August 28, 2005 It’s smaller than the smallest car and it may look harmless and cute but pray you never get on the wrong side of the aptly named Gladiator – last week Carnegie Mellon University and BAE Systems North America (formerly United Defense Industries) gave the world its first glimpse of the battlefield future when it held the first public demonstration of Gladiator, the first tactical unmanned ground vehicle (UGV) being developed for the U.S. Marine Corps, demonstrating what the combat UGV might look and act like. It is anticipated that the Gladiator will be deployed for a wide range of dangerous situations where it can do the same job as a soldier without risking a life – things like carrying out search-and-discovery missions in hostile areas, urban battlefields, mine fields, or when there is a high possibility of chemical or biological weapons being used.

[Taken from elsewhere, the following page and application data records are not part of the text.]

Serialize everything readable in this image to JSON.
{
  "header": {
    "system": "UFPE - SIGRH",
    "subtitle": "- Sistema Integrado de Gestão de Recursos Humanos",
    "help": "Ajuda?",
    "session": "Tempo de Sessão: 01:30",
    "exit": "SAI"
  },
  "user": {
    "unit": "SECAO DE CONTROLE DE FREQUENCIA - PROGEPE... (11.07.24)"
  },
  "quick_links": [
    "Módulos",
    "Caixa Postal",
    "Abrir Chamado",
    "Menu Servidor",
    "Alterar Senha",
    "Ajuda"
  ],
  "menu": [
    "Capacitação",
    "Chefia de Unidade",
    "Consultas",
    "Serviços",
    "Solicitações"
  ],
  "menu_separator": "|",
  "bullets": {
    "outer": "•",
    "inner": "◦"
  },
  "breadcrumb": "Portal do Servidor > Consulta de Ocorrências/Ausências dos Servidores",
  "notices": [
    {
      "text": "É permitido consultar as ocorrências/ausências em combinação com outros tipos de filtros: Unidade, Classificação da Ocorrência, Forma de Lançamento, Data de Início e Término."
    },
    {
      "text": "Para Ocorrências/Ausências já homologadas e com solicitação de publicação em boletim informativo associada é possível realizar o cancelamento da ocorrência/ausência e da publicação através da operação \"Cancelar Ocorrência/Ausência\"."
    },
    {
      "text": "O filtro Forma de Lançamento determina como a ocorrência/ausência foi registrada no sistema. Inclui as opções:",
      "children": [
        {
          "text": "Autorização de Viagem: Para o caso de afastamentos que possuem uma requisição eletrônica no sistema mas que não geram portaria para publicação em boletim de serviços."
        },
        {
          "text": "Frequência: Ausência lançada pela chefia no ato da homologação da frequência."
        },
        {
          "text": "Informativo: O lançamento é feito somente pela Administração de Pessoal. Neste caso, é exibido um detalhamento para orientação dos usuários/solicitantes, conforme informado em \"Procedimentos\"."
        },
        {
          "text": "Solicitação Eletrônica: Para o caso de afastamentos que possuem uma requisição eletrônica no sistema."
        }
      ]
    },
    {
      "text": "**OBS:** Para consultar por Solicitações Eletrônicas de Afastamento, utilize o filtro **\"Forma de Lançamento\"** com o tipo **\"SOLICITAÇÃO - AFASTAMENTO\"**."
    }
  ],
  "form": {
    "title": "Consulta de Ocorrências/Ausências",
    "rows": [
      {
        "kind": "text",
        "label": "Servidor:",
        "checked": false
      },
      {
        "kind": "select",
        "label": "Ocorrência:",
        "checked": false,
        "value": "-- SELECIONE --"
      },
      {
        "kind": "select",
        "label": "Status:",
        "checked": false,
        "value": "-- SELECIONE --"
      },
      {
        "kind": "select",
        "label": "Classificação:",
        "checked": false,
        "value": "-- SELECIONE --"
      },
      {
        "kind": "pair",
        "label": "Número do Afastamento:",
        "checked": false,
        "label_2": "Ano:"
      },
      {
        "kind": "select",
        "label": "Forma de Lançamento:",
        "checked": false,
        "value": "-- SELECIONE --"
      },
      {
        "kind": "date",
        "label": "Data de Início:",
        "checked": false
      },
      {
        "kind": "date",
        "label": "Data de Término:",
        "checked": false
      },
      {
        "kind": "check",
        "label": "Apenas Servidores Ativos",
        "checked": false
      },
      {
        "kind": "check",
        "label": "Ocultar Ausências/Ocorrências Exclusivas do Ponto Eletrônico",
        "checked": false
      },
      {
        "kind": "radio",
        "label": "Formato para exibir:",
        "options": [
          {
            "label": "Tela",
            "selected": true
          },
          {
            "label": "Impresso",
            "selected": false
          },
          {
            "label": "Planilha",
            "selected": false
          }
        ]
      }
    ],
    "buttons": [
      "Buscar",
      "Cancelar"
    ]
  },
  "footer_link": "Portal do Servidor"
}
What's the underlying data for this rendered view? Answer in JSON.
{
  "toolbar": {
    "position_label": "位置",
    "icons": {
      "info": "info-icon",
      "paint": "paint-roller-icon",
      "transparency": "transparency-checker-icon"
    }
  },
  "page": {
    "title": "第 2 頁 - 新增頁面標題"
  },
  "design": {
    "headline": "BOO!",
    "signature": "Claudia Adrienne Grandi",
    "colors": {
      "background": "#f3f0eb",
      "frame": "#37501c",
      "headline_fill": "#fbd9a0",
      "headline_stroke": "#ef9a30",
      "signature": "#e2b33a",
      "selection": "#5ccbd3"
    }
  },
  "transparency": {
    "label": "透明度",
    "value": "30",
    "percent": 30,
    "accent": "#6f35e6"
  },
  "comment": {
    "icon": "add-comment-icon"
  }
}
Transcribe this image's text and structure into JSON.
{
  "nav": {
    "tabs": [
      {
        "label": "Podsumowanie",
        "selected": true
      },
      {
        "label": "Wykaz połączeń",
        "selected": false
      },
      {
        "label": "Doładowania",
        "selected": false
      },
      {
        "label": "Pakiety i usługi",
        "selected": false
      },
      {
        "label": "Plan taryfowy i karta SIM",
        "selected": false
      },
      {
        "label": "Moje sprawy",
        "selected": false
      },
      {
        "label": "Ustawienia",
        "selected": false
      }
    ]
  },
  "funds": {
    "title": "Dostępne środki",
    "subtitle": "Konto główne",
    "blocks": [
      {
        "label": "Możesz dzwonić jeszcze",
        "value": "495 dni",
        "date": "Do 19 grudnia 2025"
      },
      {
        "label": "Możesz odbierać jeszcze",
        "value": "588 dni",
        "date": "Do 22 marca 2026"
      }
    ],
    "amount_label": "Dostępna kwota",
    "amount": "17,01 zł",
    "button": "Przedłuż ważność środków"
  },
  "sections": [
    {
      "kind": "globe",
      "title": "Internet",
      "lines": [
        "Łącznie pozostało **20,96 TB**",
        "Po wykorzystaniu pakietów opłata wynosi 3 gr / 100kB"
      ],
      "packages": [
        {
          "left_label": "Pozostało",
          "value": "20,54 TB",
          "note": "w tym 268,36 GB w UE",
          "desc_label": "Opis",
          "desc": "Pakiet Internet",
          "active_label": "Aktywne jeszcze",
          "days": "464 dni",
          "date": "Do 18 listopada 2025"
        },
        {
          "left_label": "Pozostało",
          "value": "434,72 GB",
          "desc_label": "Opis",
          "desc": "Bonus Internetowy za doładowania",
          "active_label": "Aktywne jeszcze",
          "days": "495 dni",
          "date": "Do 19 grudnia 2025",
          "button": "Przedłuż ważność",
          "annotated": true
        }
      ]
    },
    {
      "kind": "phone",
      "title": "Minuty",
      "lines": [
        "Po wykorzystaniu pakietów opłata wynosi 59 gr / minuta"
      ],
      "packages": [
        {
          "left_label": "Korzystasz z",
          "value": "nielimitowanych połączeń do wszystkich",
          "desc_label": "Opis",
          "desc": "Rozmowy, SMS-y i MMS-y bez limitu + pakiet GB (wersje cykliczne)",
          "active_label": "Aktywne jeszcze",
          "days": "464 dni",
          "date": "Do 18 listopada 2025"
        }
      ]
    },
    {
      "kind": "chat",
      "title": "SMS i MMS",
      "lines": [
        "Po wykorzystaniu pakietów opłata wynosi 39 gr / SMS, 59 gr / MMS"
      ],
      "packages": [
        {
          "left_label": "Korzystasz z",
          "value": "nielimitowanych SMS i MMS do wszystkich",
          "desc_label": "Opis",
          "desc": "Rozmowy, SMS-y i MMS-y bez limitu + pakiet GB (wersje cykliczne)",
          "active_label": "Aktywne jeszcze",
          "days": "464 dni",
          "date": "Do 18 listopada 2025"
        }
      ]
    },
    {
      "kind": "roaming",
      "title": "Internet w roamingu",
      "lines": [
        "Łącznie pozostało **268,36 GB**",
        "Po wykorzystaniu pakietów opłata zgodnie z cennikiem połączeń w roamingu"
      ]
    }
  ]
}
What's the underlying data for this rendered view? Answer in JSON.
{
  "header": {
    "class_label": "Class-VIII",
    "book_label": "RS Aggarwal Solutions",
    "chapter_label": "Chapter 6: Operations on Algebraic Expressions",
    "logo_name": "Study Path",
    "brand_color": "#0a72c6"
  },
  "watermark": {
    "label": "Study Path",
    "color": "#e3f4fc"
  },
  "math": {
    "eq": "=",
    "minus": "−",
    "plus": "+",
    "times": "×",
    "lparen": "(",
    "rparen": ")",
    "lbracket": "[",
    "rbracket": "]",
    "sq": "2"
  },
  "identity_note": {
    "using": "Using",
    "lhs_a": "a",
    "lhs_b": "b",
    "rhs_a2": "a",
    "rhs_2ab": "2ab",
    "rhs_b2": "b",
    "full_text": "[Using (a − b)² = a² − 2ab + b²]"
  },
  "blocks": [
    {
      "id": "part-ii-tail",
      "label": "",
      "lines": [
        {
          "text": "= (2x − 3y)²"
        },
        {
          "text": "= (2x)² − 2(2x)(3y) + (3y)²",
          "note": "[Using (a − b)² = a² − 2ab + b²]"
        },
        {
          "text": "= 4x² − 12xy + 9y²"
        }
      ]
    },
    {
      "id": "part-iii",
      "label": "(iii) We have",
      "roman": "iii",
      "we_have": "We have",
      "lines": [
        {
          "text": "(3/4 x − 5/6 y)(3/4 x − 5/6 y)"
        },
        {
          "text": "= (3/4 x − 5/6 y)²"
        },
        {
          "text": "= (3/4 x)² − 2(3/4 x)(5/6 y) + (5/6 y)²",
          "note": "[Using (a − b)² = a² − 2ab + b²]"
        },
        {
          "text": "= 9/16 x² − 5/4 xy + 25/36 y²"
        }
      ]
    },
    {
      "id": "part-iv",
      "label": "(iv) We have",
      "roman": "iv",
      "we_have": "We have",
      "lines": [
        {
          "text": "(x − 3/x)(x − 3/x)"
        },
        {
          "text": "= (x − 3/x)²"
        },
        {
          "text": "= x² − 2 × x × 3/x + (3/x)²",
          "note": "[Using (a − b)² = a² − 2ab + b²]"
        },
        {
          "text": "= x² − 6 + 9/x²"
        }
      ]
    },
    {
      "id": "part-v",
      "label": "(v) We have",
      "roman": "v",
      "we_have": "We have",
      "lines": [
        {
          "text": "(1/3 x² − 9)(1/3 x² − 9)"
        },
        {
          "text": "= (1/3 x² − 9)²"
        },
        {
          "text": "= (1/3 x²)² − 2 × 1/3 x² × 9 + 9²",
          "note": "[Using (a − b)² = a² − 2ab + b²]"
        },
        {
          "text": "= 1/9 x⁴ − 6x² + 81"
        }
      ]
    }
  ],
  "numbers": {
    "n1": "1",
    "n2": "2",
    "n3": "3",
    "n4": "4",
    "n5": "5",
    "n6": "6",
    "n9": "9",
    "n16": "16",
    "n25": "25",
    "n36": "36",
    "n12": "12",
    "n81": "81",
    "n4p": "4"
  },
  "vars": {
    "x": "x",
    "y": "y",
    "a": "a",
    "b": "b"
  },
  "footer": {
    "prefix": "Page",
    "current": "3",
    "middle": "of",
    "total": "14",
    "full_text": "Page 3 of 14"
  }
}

The Gladiator is also capable of bearing arms so it can eliminate threats when necessary.
In February, Carnegie Mellon’s National Robotics Engineering Consortium (NREC) and BAE Systems announced that they had been awarded a US$26.4 million system development and demonstration (SDD) contract by the U.S. Department of Defense’s Joint Program Office/Robotic Systems to design, develop and produce tactical unmanned ground vehicles for the Marines.
UPGRADE TO NEW ATLAS PLUS
More than 1,200 New Atlas Plus subscribers directly support our journalism, and get access to our premium ad-free site and email newsletter. Join them for just US$19 a year.UPGRADE
Carnegie Mellon is providing the robotics technology and overall design for the Gladiator project, while BAE Systems and its partners will manufacture and support the vehicle. Gladiator is a tele-operated, semi-autonomous vehicle equipped with remote, unmanned scout, reconnaissance and surveillance capabilities, specially designed to increase human survival by neutralizing threats and reducing risks for the Marines’ Air-Ground Task Force.
“The Gladiator project represents a wonderful opportunity for our region,” said U.S. Congressman John P. Murtha (D-Pa.). “Not only does it continue to demonstrate Carnegie Mellon’s leadership in robotics, it brings a new line of work to the BAE Systems plant in Fayette County and positions this region to play a strong role in manufacturing unmanned ground vehicles, which will be used in growing numbers by our military forces. Congress has mandated that one-third of all military vehicles must be unmanned by 2015.”
Carnegie Mellon and BAE Systems have established a combined program office in Pittsburgh at the NREC facility. Ultimately, as many as 200 Gladiator vehicles could be built for the Marine Corps at BAE’s Fayette County Plant.View gallery - 9 images